There is a lot going on in this story. There is the mischievous scheming of a young woman who wants to help her family and dives into situations without thinking them through. There is the brave honorable knight trying to investigate his predecessor’s crimes and keep a lid on the powder keg that is the border lands. The romance developed more as a friendship through much of the earlier story because of the guise of Elizabet as a boy. It was an interesting conflict. I felt sorry for Nicholas as he struggled with feelings for his squire because part of him recognized the femininity of Thomas/Elizabet even while his mind told him that he was attracted to a male and a young one at that.
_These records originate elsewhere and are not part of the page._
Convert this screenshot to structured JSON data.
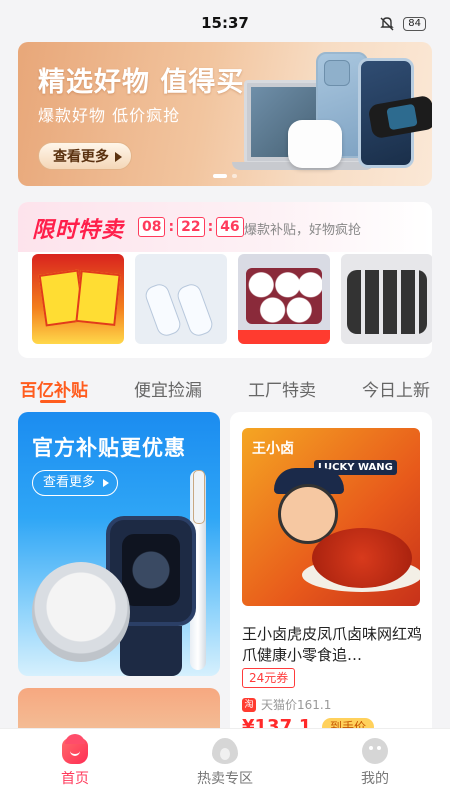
{
  "status_bar": {
    "time": "15:37",
    "battery": "84"
  },
  "banner": {
    "title": "精选好物 值得买",
    "subtitle": "爆款好物 低价疯抢",
    "button": "查看更多"
  },
  "flash_sale": {
    "title": "限时特卖",
    "countdown": {
      "hours": "08",
      "minutes": "22",
      "seconds": "46"
    },
    "slogan": "爆款补贴，好物疯抢"
  },
  "tabs": [
    "百亿补贴",
    "便宜捡漏",
    "工厂特卖",
    "今日上新"
  ],
  "promo": {
    "title": "官方补贴更优惠",
    "button": "查看更多"
  },
  "product": {
    "name": "王小卤虎皮凤爪卤味网红鸡爪健康小零食追…",
    "coupon": "24元券",
    "platform_icon": "淘",
    "platform_price": "天猫价161.1",
    "price": "¥137.1",
    "after_label": "到手价",
    "image_brand": "王小卤",
    "image_tag": "LUCKY WANG"
  },
  "bottom_nav": [
    {
      "label": "首页",
      "icon": "home-icon",
      "active": true
    },
    {
      "label": "热卖专区",
      "icon": "fire-icon",
      "active": false
    },
    {
      "label": "我的",
      "icon": "user-icon",
      "active": false
    }
  ],
  "colors": {
    "accent": "#ff3b5c",
    "tab_active": "#ff5c1e",
    "price": "#ff2a2a"
  }
}
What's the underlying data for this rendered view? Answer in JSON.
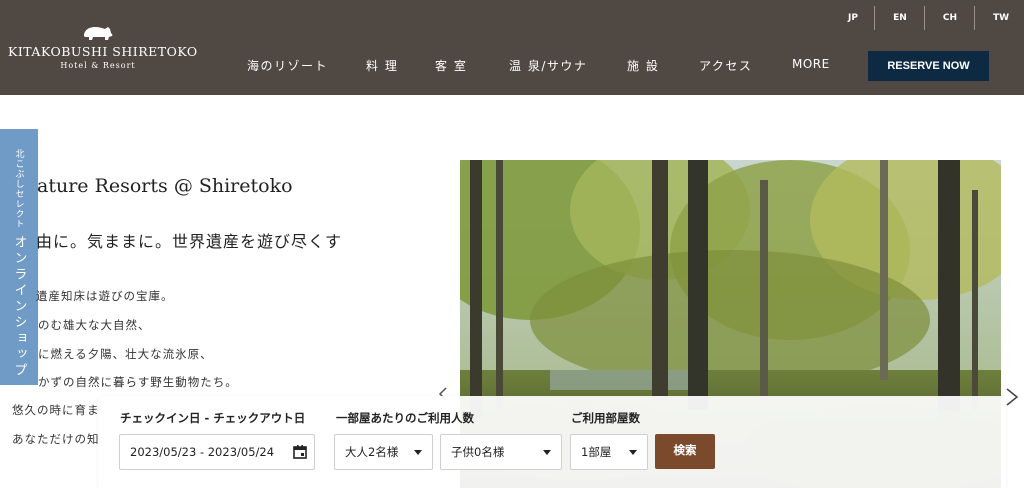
{
  "header": {
    "logo": {
      "title": "KITAKOBUSHI SHIRETOKO",
      "subtitle": "Hotel & Resort"
    },
    "languages": [
      "JP",
      "EN",
      "CH",
      "TW"
    ],
    "nav": [
      "海のリゾート",
      "料 理",
      "客 室",
      "温 泉/サウナ",
      "施 設",
      "アクセス",
      "MORE"
    ],
    "reserve_label": "RESERVE NOW"
  },
  "side_tab": {
    "small": "北こぶしセレクト",
    "big": "オンラインショップ"
  },
  "hero": {
    "title": "ature Resorts @ Shiretoko",
    "subtitle": "由に。気ままに。世界遺産を遊び尽くす",
    "paragraph": [
      "遺産知床は遊びの宝庫。",
      "のむ雄大な大自然、",
      "に燃える夕陽、壮大な流氷原、",
      "かずの自然に暮らす野生動物たち。",
      "悠久の時に育ま",
      "あなただけの知"
    ]
  },
  "booking": {
    "labels": {
      "dates": "チェックイン日 - チェックアウト日",
      "guests": "一部屋あたりのご利用人数",
      "rooms": "ご利用部屋数"
    },
    "date_value": "2023/05/23 - 2023/05/24",
    "adults": "大人2名様",
    "children": "子供0名様",
    "rooms": "1部屋",
    "search_label": "検索"
  },
  "colors": {
    "header_bg": "#504843",
    "reserve_bg": "#0e2a43",
    "side_tab": "#6f9bc6",
    "search_btn": "#7b4a2d"
  }
}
Elizabet couldn’t very well enlighten him either until she was sure that her brother was safe and then she was worried about the honorable and honest Nicholas’ reaction to her deception. Elizabet was rash which got her and others into trouble and danger, but she wasn’t stupid and just did what she had to do since she had to assume that the new English castellan knight would be an evil tyrant like the last one.
As I said, the romance developed slower because of the situation, but once it got going these two didn’t waste time. They were both sensible and didn’t make things unnecessarily difficult. The conflict in this story was mostly from the outside thought Elizabet let her misguided poor self-image make her resist.
I also enjoyed the added blend of intrigue as they tried to figure out who was moving stolen goods and stirring up the trouble in the area and the action that came when they worked it out. The villain wasn’t hard to spot and once recognized he was a bit of the ‘dastardly evil mustache-twirler’, but the sword fighting and rescue the damsel stuff was pure medieval good times.
So to wrap it up, I had a good time with this one that was the enjoyable blend if history, passionate romance, adventure and likeable characters. I anticipate the next installation in the series as it tells Elizabet’s brother’s story. Historical Romance lovers particularly those who enjoy Scottish Medieval Romance should definitely try this one.
My thanks to Kensington Group and Net Galley for the opportunity to read this book in exchange for an honest review.
Latest posts by Sophia Rose (see all)
- Review: Diamonds Are a Ghost’s Best Friend by Danielle Garrett - January 26, 2020
- To Read or Not to Read … Read! – January 2020 - January 25, 2020
- Review: Tweet Cute by Emma Lord - January 19, 2020
- Review: Anyone But You by Brien Michaels - January 16, 2020
- Sophia’s 2020 Reading Challenge Sign-Ups & 2020 Reading Goals - January 14, 2020